For most students and many researchers, the academic Spring Break is a chance to catch one’s breath during the crazy pace of the Spring semester/term. Some people choose to use it as a vacation, heading to some exotic spot or at least “checking out” of the normal routine for a few day. Others stay at home, frantically trying to catch up on class requirements or lecture preparation. Rather than selecting one of these two extremes, next year try a trip to the field, but in “relaxed mode.”
Why, you ask? Pretty simple, actually. Here are some reasons:
1) Examine the motivations and study design. Besides needing a break from the constant grind of the semester’s activities, everyone in the sciences NEEDS to take time each year to contemplate the whys and wherefores of their own endeavors. This can only be done effectively in context, that is, by immersion in the environment and processes of study. People who are more focused on modeling and synthetic data analysis need to especially take heed. Getting out for a few days and simply watching the natural world function can really clear the mind and bring new questions to the front.
2) Improve the quality/results of summertime fieldwork. Timing this during Spring Break is particularly advantageous, as any epiphanies or insights can be conveniently worked into plans for summertime fieldwork. For instance, the scale of landscape and phenomena are really driven home by taking long, all-day hikes. Spending a day traversing a study area with the science questions in mind can easily lead to questioning the study approach and thoroughness. Sometimes the answer is positive, confirming that indeed you have the bases covered. Other times you see something that you didn’t know existed, and now you need to modify your study plan. Either way, it’s a win for the earnest researcher.
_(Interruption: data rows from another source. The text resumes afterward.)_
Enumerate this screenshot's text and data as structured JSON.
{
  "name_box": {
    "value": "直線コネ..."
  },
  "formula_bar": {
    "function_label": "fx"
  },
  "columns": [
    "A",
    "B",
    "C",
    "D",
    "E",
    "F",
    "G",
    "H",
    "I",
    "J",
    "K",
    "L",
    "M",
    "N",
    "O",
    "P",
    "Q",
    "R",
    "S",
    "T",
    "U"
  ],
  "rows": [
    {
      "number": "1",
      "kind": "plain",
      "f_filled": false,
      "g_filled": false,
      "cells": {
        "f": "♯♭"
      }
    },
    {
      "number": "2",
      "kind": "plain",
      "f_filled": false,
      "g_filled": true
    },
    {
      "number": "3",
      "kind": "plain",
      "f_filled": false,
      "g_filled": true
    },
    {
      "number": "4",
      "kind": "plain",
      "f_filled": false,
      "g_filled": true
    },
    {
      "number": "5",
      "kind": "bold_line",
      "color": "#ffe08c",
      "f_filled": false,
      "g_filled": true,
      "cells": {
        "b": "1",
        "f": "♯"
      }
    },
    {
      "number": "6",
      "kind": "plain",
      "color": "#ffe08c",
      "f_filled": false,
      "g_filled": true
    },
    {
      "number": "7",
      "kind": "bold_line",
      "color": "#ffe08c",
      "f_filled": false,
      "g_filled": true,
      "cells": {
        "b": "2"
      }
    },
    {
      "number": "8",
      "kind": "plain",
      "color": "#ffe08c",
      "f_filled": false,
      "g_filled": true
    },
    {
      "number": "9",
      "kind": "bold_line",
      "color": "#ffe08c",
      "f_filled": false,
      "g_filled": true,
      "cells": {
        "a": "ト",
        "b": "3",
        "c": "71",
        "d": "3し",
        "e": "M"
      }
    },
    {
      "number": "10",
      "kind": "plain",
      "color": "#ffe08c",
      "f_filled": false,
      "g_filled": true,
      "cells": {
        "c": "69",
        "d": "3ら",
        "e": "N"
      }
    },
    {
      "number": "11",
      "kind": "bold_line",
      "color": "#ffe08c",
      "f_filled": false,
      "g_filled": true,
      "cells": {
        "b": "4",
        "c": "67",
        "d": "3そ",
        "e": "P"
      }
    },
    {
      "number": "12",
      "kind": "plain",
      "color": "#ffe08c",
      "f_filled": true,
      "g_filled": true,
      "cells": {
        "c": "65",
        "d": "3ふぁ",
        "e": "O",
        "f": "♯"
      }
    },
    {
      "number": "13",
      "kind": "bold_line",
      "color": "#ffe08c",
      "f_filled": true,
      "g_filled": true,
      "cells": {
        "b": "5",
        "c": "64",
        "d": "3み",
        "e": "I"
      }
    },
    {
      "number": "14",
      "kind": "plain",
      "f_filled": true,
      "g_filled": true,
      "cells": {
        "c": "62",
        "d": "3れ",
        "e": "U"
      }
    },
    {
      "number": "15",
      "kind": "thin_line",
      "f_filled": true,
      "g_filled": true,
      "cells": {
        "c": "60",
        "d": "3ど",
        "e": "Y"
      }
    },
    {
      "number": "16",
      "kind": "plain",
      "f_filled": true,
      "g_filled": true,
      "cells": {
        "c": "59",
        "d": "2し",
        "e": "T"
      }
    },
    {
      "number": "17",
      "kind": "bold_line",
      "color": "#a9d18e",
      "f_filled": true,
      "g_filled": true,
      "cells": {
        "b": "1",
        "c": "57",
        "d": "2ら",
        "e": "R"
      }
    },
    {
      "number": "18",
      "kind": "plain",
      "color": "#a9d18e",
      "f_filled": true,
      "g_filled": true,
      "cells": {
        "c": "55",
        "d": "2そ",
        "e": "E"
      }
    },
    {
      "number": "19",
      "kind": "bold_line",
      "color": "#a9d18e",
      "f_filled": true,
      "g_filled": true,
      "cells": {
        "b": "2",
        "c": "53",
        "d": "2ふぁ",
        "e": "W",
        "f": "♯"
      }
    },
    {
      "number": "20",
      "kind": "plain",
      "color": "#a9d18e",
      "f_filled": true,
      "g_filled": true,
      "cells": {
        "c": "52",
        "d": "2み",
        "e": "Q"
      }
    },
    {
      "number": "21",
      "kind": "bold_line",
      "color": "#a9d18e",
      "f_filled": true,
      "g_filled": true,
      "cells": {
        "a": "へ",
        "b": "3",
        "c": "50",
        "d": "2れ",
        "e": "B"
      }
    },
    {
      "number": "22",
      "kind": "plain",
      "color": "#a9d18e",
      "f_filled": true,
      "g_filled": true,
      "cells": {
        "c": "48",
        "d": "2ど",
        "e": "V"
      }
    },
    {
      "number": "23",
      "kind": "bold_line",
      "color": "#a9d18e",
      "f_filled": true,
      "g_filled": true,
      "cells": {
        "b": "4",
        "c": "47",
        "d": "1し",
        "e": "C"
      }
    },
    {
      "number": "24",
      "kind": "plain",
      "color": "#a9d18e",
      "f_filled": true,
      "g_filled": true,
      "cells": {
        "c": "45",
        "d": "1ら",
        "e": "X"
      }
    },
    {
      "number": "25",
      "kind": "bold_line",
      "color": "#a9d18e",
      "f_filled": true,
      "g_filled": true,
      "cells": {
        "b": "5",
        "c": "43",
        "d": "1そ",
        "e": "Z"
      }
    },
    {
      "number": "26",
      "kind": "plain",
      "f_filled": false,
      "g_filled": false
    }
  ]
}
3) Get some preliminary data. Combining this Spring Break field getaway with some data collection can’t hurt either. Why waste field time? Make some observations or improve your baseline data while you are out there. You can test a sampling workflow, set up some sensory equipment, or simply check on the status of your in-situ experiments. More information prior to the summer campaign can’t hurt!
4) Introduce students or field assistants to the area. Making a fun, more relaxing trip into your study area is a good opportunity to familiarize yourself or your field crew with the landscape and logistics involved. A lot of unknowns can be removed in this process, and everyone’s minds are able to spin up to the summertime plans in advance. This will maximize productivity during the regular field season.
5) Visit a new area at the same time. We all have those nooks and crannies of the landscape where we have not yet visited, yet know that we really should. It could be a nearby mountain range with similar characteristics as our study area, or it could be a local community that we’ve never really had the time to explore. A low-key Spring Break trip is the perfect time to fill in these gaps. You never know who you are going to meet, or what you are going to find until you check out the unknown.
So, rather than jump on a plane to Cancun or spend the entire week locked in a laboratory, take the time to get out and think scientifically without pressure. It will do you and your study plan a world of good.